Exercise inputs Start Marker

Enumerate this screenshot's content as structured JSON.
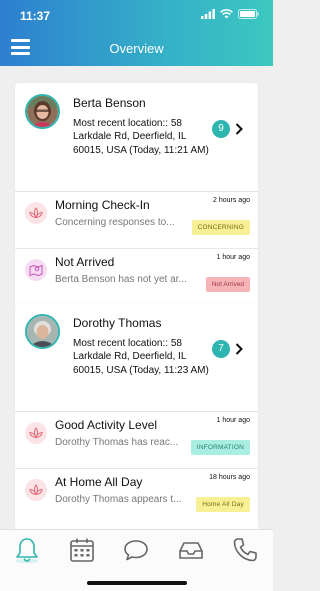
{
  "status_bar": {
    "time": "11:37"
  },
  "header": {
    "title": "Overview"
  },
  "residents": [
    {
      "name": "Berta Benson",
      "location": "Most recent location:: 58 Larkdale Rd, Deerfield, IL 60015, USA (Today, 11:21 AM)",
      "alert_count": "9",
      "alerts": [
        {
          "title": "Morning Check-In",
          "time": "2 hours ago",
          "description": "Concerning responses to...",
          "tag": "CONCERNING",
          "tag_color": "#f8f095",
          "icon": "lotus-icon"
        },
        {
          "title": "Not Arrived",
          "time": "1 hour ago",
          "description": "Berta Benson has not yet ar...",
          "tag": "Not Arrived",
          "tag_color": "#f6b4b9",
          "icon": "map-pin-icon"
        }
      ]
    },
    {
      "name": "Dorothy Thomas",
      "location": "Most recent location:: 58 Larkdale Rd, Deerfield, IL 60015, USA (Today, 11:23 AM)",
      "alert_count": "7",
      "alerts": [
        {
          "title": "Good Activity Level",
          "time": "1 hour ago",
          "description": "Dorothy Thomas has reac...",
          "tag": "INFORMATION",
          "tag_color": "#a9eee1",
          "icon": "lotus-icon"
        },
        {
          "title": "At Home All Day",
          "time": "18 hours ago",
          "description": "Dorothy Thomas appears t...",
          "tag": "Home All Day",
          "tag_color": "#f8f095",
          "icon": "lotus-icon"
        }
      ]
    }
  ],
  "tab_bar": {
    "tabs": [
      {
        "icon": "bell-icon",
        "active": true
      },
      {
        "icon": "calendar-icon",
        "active": false
      },
      {
        "icon": "chat-bubble-icon",
        "active": false
      },
      {
        "icon": "inbox-tray-icon",
        "active": false
      },
      {
        "icon": "phone-icon",
        "active": false
      }
    ]
  },
  "colors": {
    "accent": "#2fb5b0",
    "header_start": "#2d7fd0",
    "header_end": "#3cc8c0"
  }
}
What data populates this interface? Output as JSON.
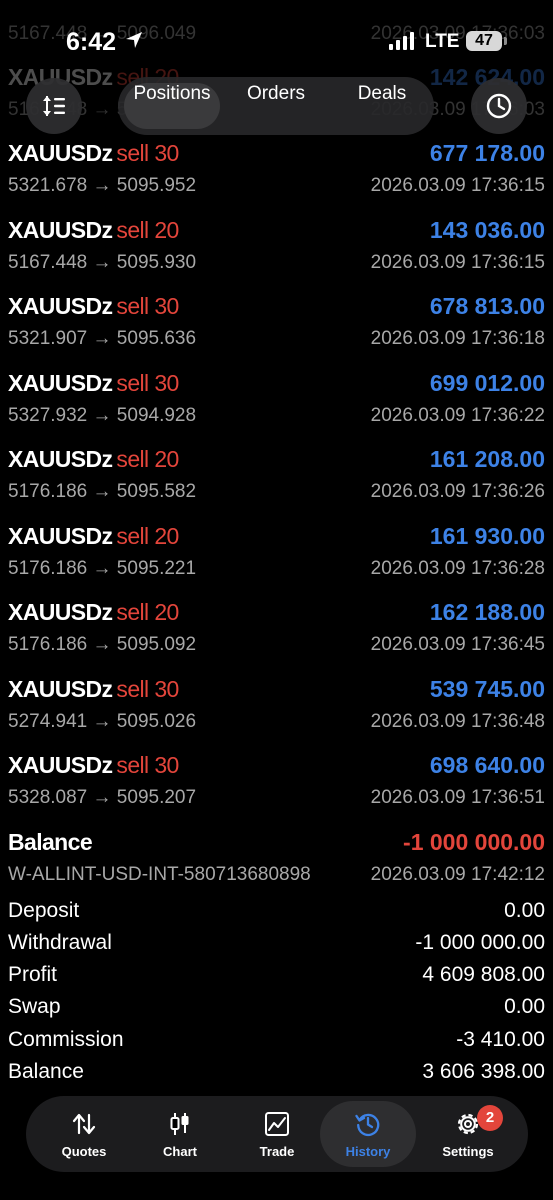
{
  "status_bar": {
    "time": "6:42",
    "network": "LTE",
    "battery": "47"
  },
  "toolbar": {
    "tabs": [
      {
        "label": "Positions",
        "active": true
      },
      {
        "label": "Orders",
        "active": false
      },
      {
        "label": "Deals",
        "active": false
      }
    ],
    "sort_icon": "sort-arrows-icon",
    "period_icon": "clock-icon"
  },
  "partial_rows": [
    {
      "prices": "5167.448 → 5096.049",
      "time": "2026.03.09 17:36:03"
    },
    {
      "symbol": "XAUUSDz",
      "side": "sell 20",
      "profit": "142 624.00",
      "prices": "5167.448 → 5096.061",
      "time": "2026.03.09 17:36:03"
    }
  ],
  "deals": [
    {
      "symbol": "XAUUSDz",
      "side": "sell 30",
      "profit": "677 178.00",
      "prices": "5321.678 → 5095.952",
      "time": "2026.03.09 17:36:15"
    },
    {
      "symbol": "XAUUSDz",
      "side": "sell 20",
      "profit": "143 036.00",
      "prices": "5167.448 → 5095.930",
      "time": "2026.03.09 17:36:15"
    },
    {
      "symbol": "XAUUSDz",
      "side": "sell 30",
      "profit": "678 813.00",
      "prices": "5321.907 → 5095.636",
      "time": "2026.03.09 17:36:18"
    },
    {
      "symbol": "XAUUSDz",
      "side": "sell 30",
      "profit": "699 012.00",
      "prices": "5327.932 → 5094.928",
      "time": "2026.03.09 17:36:22"
    },
    {
      "symbol": "XAUUSDz",
      "side": "sell 20",
      "profit": "161 208.00",
      "prices": "5176.186 → 5095.582",
      "time": "2026.03.09 17:36:26"
    },
    {
      "symbol": "XAUUSDz",
      "side": "sell 20",
      "profit": "161 930.00",
      "prices": "5176.186 → 5095.221",
      "time": "2026.03.09 17:36:28"
    },
    {
      "symbol": "XAUUSDz",
      "side": "sell 20",
      "profit": "162 188.00",
      "prices": "5176.186 → 5095.092",
      "time": "2026.03.09 17:36:45"
    },
    {
      "symbol": "XAUUSDz",
      "side": "sell 30",
      "profit": "539 745.00",
      "prices": "5274.941 → 5095.026",
      "time": "2026.03.09 17:36:48"
    },
    {
      "symbol": "XAUUSDz",
      "side": "sell 30",
      "profit": "698 640.00",
      "prices": "5328.087 → 5095.207",
      "time": "2026.03.09 17:36:51"
    }
  ],
  "balance_op": {
    "title": "Balance",
    "amount": "-1 000 000.00",
    "comment": "W-ALLINT-USD-INT-580713680898",
    "time": "2026.03.09 17:42:12"
  },
  "summary": [
    {
      "label": "Deposit",
      "value": "0.00"
    },
    {
      "label": "Withdrawal",
      "value": "-1 000 000.00"
    },
    {
      "label": "Profit",
      "value": "4 609 808.00"
    },
    {
      "label": "Swap",
      "value": "0.00"
    },
    {
      "label": "Commission",
      "value": "-3 410.00"
    },
    {
      "label": "Balance",
      "value": "3 606 398.00"
    }
  ],
  "nav": [
    {
      "label": "Quotes",
      "icon": "quotes-arrows-icon",
      "active": false
    },
    {
      "label": "Chart",
      "icon": "candlestick-chart-icon",
      "active": false
    },
    {
      "label": "Trade",
      "icon": "trade-chart-icon",
      "active": false
    },
    {
      "label": "History",
      "icon": "history-clock-icon",
      "active": true
    },
    {
      "label": "Settings",
      "icon": "settings-gear-icon",
      "active": false
    }
  ],
  "settings_badge": "2",
  "colors": {
    "sell": "#e3453b",
    "profit_positive": "#3d82e6",
    "negative": "#e3453b",
    "active_tab": "#3d82e6"
  }
}
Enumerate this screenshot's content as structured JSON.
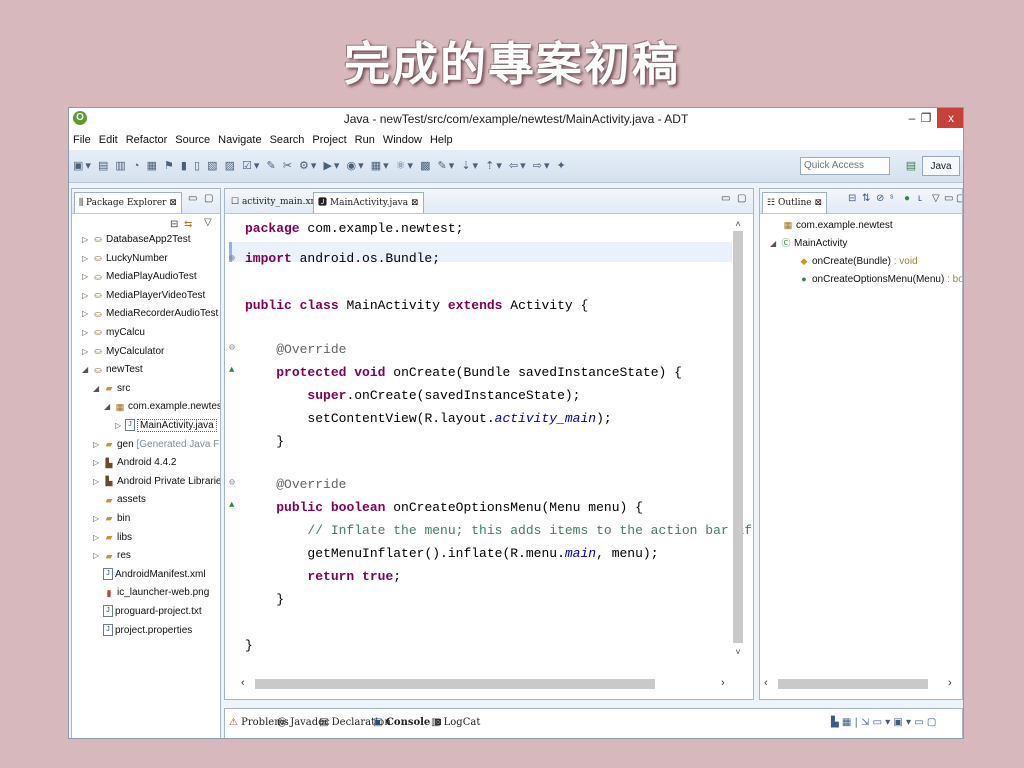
{
  "slide": {
    "title": "完成的專案初稿"
  },
  "window": {
    "title": "Java - newTest/src/com/example/newtest/MainActivity.java - ADT",
    "app_icon": "O",
    "min": "–",
    "max": "❐",
    "close": "x"
  },
  "menu": [
    "File",
    "Edit",
    "Refactor",
    "Source",
    "Navigate",
    "Search",
    "Project",
    "Run",
    "Window",
    "Help"
  ],
  "toolbar": {
    "quick_access_placeholder": "Quick Access",
    "perspective_label": "Java",
    "icons": "▣▾ ▤ ▥ ◔ ▦ ⚑ ▮ ▯ ▧ ▨ ☑▾ ✎ ✂ ⚙▾ ▶▾ ◉▾ ▦▾ ⚛▾ ▩ ✎▾ ⇣▾ ⇡▾ ⇦▾ ⇨▾ ✦"
  },
  "package_explorer": {
    "tab_label": "Package Explorer",
    "tab_close": "⊠",
    "items": [
      {
        "label": "DatabaseApp2Test",
        "depth": 0,
        "twisty": "▷",
        "icon": "proj"
      },
      {
        "label": "LuckyNumber",
        "depth": 0,
        "twisty": "▷",
        "icon": "proj"
      },
      {
        "label": "MediaPlayAudioTest",
        "depth": 0,
        "twisty": "▷",
        "icon": "proj"
      },
      {
        "label": "MediaPlayerVideoTest",
        "depth": 0,
        "twisty": "▷",
        "icon": "proj"
      },
      {
        "label": "MediaRecorderAudioTest",
        "depth": 0,
        "twisty": "▷",
        "icon": "proj"
      },
      {
        "label": "myCalcu",
        "depth": 0,
        "twisty": "▷",
        "icon": "proj"
      },
      {
        "label": "MyCalculator",
        "depth": 0,
        "twisty": "▷",
        "icon": "proj"
      },
      {
        "label": "newTest",
        "depth": 0,
        "twisty": "◢",
        "icon": "proj"
      },
      {
        "label": "src",
        "depth": 1,
        "twisty": "◢",
        "icon": "folder"
      },
      {
        "label": "com.example.newtest",
        "depth": 2,
        "twisty": "◢",
        "icon": "pkg"
      },
      {
        "label": "MainActivity.java",
        "depth": 3,
        "twisty": "▷",
        "icon": "file",
        "selected": true
      },
      {
        "label": "gen",
        "extra": "[Generated Java Files]",
        "depth": 1,
        "twisty": "▷",
        "icon": "gen"
      },
      {
        "label": "Android 4.4.2",
        "depth": 1,
        "twisty": "▷",
        "icon": "lib"
      },
      {
        "label": "Android Private Libraries",
        "depth": 1,
        "twisty": "▷",
        "icon": "lib"
      },
      {
        "label": "assets",
        "depth": 1,
        "twisty": "",
        "icon": "folder"
      },
      {
        "label": "bin",
        "depth": 1,
        "twisty": "▷",
        "icon": "folder"
      },
      {
        "label": "libs",
        "depth": 1,
        "twisty": "▷",
        "icon": "folder"
      },
      {
        "label": "res",
        "depth": 1,
        "twisty": "▷",
        "icon": "folder"
      },
      {
        "label": "AndroidManifest.xml",
        "depth": 1,
        "twisty": "",
        "icon": "file"
      },
      {
        "label": "ic_launcher-web.png",
        "depth": 1,
        "twisty": "",
        "icon": "img"
      },
      {
        "label": "proguard-project.txt",
        "depth": 1,
        "twisty": "",
        "icon": "file"
      },
      {
        "label": "project.properties",
        "depth": 1,
        "twisty": "",
        "icon": "file"
      }
    ]
  },
  "editor": {
    "tabs": [
      {
        "label": "activity_main.xml",
        "active": false
      },
      {
        "label": "MainActivity.java",
        "active": true,
        "close": "⊠"
      }
    ],
    "code": {
      "l1_kw": "package",
      "l1_rest": " com.example.newtest;",
      "l2_kw": "import",
      "l2_rest": " android.os.Bundle;",
      "l3_kw1": "public",
      "l3_kw2": "class",
      "l3_mid": " MainActivity ",
      "l3_kw3": "extends",
      "l3_rest": " Activity {",
      "l4_an": "@Override",
      "l5_kw1": "protected",
      "l5_kw2": "void",
      "l5_rest": " onCreate(Bundle savedInstanceState) {",
      "l6_kw": "super",
      "l6_rest": ".onCreate(savedInstanceState);",
      "l7_a": "setContentView(R.layout.",
      "l7_it": "activity_main",
      "l7_b": ");",
      "l8": "}",
      "l9_an": "@Override",
      "l10_kw1": "public",
      "l10_kw2": "boolean",
      "l10_rest": " onCreateOptionsMenu(Menu menu) {",
      "l11_cm": "// Inflate the menu; this adds items to the action bar if i",
      "l12_a": "getMenuInflater().inflate(R.menu.",
      "l12_it": "main",
      "l12_b": ", menu);",
      "l13_kw1": "return",
      "l13_kw2": "true",
      "l13_rest": ";",
      "l14": "}",
      "l15": "}"
    }
  },
  "outline": {
    "tab_label": "Outline",
    "tab_close": "⊠",
    "package": "com.example.newtest",
    "class": "MainActivity",
    "methods": [
      {
        "name": "onCreate(Bundle)",
        "ret": " : void"
      },
      {
        "name": "onCreateOptionsMenu(Menu)",
        "ret": " : boole"
      }
    ]
  },
  "console": {
    "tabs": [
      {
        "label": "Problems",
        "active": false
      },
      {
        "label": "Javadoc",
        "active": false
      },
      {
        "label": "Declaration",
        "active": false
      },
      {
        "label": "Console",
        "active": true,
        "close": "⊠"
      },
      {
        "label": "LogCat",
        "active": false
      }
    ]
  }
}
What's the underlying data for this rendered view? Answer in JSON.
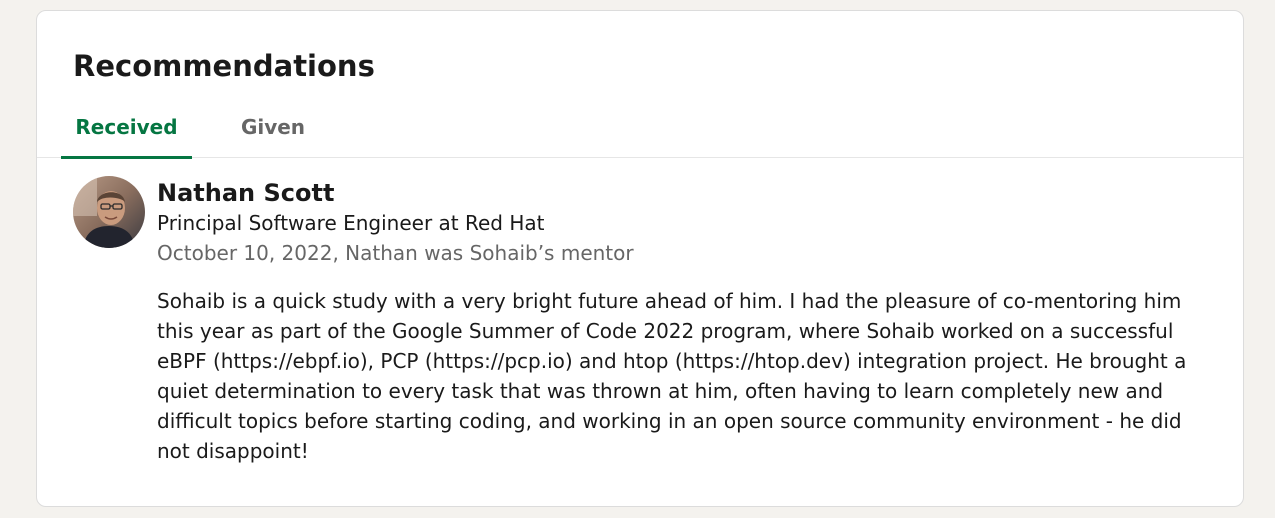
{
  "section": {
    "title": "Recommendations"
  },
  "tabs": [
    {
      "label": "Received",
      "active": true
    },
    {
      "label": "Given",
      "active": false
    }
  ],
  "colors": {
    "accent": "#057642",
    "muted": "#666666",
    "text": "#1a1a1a",
    "background": "#f4f2ee"
  },
  "recommendation": {
    "name": "Nathan Scott",
    "headline": "Principal Software Engineer at Red Hat",
    "meta": "October 10, 2022, Nathan was Sohaib’s mentor",
    "text": "Sohaib is a quick study with a very bright future ahead of him. I had the pleasure of co-mentoring him this year as part of the Google Summer of Code 2022 program, where Sohaib worked on a successful eBPF (https://ebpf.io), PCP (https://pcp.io) and htop (https://htop.dev) integration project. He brought a quiet determination to every task that was thrown at him, often having to learn completely new and difficult topics before starting coding, and working in an open source community environment - he did not disappoint!"
  }
}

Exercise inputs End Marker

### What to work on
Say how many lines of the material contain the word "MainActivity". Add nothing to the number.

### Your solution
5